So what is with this obsessive slander? It is unclear what anti-semitism even means in this context. At time the logic, as others have said, looks to be saying something like, “Jewish thought doesn’t exist and if you study it as a non-Jew you are an anti-semite”. This sort of twisted logic is also at work in the way that Cogburn constantly says, “I’m not saying that Laruelle is an anti-semite! Plus, we can substract his anti-semitism from his work.” Rigor!
So what is? Why are OOOers obsessed with making a critique of Laruelle without having to read him? Cogburn might say he wanted to have a conversation. That’s the sort of fort/da move we are all used to seeing in discussion with OOO. Some kind of public statement that serves to mark them as the good guys who are open to discussion, while the actual performance of that discussion is filled with the worst kind of invectives. But why would he even want to have such a conversation and are we really expected to believe that he thinks a conversation can start with an accusation of anti-semitism? “So, have you stopped hating Jews?”

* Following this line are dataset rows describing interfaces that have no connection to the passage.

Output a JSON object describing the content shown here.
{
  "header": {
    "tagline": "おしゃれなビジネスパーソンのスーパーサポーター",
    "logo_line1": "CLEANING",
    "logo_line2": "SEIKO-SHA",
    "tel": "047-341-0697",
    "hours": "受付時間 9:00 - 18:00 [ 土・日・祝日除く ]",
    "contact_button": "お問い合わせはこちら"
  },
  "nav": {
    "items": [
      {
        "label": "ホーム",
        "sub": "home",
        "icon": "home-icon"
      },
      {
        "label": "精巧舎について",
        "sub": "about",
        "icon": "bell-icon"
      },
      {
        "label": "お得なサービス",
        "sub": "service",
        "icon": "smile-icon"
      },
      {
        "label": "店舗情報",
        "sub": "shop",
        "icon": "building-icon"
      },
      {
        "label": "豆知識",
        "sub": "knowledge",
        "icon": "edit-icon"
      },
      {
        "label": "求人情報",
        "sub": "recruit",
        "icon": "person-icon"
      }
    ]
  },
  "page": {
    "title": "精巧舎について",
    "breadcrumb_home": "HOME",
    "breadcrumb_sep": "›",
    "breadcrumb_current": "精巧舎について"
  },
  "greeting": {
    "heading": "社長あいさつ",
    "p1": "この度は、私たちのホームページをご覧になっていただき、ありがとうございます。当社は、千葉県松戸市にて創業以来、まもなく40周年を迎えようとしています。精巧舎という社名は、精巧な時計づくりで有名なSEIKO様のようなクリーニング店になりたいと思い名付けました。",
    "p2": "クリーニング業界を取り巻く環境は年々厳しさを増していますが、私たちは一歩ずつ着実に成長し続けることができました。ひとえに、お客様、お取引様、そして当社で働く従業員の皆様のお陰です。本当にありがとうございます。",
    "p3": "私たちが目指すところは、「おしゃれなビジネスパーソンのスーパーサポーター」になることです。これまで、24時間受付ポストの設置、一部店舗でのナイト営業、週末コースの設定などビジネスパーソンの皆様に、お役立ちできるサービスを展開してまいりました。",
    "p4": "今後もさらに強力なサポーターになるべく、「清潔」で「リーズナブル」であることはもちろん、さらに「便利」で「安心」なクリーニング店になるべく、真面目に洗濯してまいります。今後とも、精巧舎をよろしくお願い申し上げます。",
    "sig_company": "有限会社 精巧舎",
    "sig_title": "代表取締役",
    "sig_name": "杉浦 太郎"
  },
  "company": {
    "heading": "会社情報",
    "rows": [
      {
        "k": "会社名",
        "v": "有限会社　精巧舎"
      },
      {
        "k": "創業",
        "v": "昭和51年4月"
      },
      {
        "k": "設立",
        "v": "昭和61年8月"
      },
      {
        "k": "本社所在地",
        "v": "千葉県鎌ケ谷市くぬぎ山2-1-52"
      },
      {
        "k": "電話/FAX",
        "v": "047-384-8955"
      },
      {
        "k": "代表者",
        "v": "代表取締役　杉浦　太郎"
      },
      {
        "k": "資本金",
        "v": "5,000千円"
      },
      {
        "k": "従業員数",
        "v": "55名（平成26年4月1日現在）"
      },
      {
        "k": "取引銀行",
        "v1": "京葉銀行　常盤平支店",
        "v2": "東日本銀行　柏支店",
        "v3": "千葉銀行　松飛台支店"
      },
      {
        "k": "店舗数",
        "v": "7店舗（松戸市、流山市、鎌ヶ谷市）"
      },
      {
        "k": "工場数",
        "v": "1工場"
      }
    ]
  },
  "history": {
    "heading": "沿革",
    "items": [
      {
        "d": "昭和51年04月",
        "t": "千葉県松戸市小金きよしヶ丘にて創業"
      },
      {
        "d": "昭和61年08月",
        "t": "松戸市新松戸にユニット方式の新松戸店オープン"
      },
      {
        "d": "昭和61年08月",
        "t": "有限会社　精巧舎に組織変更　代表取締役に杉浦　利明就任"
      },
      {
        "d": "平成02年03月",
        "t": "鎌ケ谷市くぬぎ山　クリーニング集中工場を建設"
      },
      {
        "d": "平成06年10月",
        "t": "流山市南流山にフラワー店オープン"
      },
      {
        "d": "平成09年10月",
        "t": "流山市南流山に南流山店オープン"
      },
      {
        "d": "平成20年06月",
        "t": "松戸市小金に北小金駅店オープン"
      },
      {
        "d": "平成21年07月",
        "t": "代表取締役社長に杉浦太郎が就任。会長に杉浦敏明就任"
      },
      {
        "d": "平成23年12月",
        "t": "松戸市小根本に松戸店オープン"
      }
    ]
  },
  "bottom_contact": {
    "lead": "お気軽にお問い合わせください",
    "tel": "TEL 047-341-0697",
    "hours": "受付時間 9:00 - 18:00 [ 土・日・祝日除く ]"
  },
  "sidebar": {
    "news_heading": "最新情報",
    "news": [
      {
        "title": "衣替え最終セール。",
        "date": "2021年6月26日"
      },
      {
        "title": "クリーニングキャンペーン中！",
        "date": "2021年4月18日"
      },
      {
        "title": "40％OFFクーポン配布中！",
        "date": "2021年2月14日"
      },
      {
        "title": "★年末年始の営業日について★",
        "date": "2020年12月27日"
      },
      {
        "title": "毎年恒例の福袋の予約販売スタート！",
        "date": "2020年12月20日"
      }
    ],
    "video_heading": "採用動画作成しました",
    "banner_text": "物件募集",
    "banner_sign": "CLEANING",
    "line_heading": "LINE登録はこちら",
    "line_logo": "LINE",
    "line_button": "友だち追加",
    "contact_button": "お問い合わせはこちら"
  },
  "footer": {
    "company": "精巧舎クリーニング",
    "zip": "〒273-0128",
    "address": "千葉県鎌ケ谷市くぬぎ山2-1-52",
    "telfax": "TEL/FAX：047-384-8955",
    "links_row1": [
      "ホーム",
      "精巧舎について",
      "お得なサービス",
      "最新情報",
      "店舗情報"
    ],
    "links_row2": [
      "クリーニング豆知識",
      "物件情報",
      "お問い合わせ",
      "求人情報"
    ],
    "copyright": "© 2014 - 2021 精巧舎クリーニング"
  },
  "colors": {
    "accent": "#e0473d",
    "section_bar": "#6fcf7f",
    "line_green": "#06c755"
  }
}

Why the slander? I don’t really know. The best I can figure is that the risks around slandering Laruelle and people interested in non-philosophy is so low that they can get away with it. It’s a way of marking themselves as good, liberal philosophers who just want to talk about ideas, man. It casts them as philosophers free from prejudices like anti-semitism, who care about not marking people in essentialist ways, unlike those people over there who may align themselves with Laruelle. For Harman it was a way of waging a proxy war with Brassier, for Morton it was a way of waging a proxy war with Galloway, for Bryant I think it might really have been a way of waging a proxy war with his own complicity with what he sees as the irrationalism of Continental philosophy. I don’t know though. I just know it’s tiring. Maybe I should come up with a clever name for it though and then somehow I’ll be a paragon of respectful discussion and get away with slander.